Section 6409(a) requires a physician who treats an injured employee to file a "Doctor's First Report of Injury" (DFR) with the claims administrator for every work illness or injury, even first aid cases where there is no lost time from work. Although the Labor Code contains "first aid" exceptions for the "Employers' Report" (form 5020) and the "Employee Claim Form" (DWC-1), there is no such exception for the DFR. The insurance carrier (or the employer if the employer is self-insured) must forward these DFRs to the Department of Industrial Relations, Division of Labor Statistics and Research (the address is listed at the top of the form). There is no "first aid" exception to this statute.

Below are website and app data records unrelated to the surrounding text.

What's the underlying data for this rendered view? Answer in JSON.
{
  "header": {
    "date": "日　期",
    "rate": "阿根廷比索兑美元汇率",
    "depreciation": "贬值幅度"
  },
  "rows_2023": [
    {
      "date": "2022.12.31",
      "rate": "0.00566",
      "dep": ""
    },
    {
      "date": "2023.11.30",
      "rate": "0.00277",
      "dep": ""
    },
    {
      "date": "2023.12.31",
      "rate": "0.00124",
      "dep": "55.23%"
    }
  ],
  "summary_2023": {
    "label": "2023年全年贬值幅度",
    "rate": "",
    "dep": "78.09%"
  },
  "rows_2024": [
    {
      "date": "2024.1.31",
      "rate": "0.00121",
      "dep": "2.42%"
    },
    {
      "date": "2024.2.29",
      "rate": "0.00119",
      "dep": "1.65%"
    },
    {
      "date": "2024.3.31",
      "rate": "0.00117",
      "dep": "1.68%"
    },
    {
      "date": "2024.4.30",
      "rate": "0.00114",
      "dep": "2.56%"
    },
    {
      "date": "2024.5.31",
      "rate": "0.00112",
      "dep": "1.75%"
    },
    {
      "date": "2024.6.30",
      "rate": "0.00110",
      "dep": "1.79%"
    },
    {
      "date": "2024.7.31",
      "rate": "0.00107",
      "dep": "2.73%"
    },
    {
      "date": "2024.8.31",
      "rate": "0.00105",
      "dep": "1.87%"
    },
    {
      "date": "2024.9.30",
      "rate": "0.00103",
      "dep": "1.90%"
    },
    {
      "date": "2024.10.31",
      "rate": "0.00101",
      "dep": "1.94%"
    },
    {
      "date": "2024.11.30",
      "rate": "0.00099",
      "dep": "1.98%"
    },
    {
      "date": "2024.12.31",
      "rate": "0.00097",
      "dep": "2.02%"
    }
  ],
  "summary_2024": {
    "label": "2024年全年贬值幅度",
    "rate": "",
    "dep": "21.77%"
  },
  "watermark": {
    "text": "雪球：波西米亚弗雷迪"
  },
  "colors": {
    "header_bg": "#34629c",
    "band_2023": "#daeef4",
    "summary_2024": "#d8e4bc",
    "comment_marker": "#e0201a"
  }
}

NOTE: The Insurance Commissioner recently approved amendments to the California Workers’ Compensation Uniform Statistical Reporting Plan—1995 (USRP) effective January 1, 2017, to clarify the reporting requirements for small medical only or “first aid” claims.

Employers are required to report costs incurred for any and all medical related care, including the cost of “first aid” treatment, even when employers do not ask their workers’ compensation carrier (“insurer”) to cover or reimburse the medical related costs incurred.  These costs must be reported to their insurer.

California Labor Code Section 5401 defines “first aid” as “any one-time treatment, and any follow-up visit for the purpose of observation of minor scratches, cuts, burns, splinters, or other minor industrial injury, which do not ordinarily require medical care. This one-time treatment, and follow-up visit, is considered first aid even though provided by a physician or registered professional personnel.”  Employers are referred to the WCIRB Bulletin (Nov. 10, 2016).

Workers’ compensation carriers are required to report these medical costs to the WCIRB of California.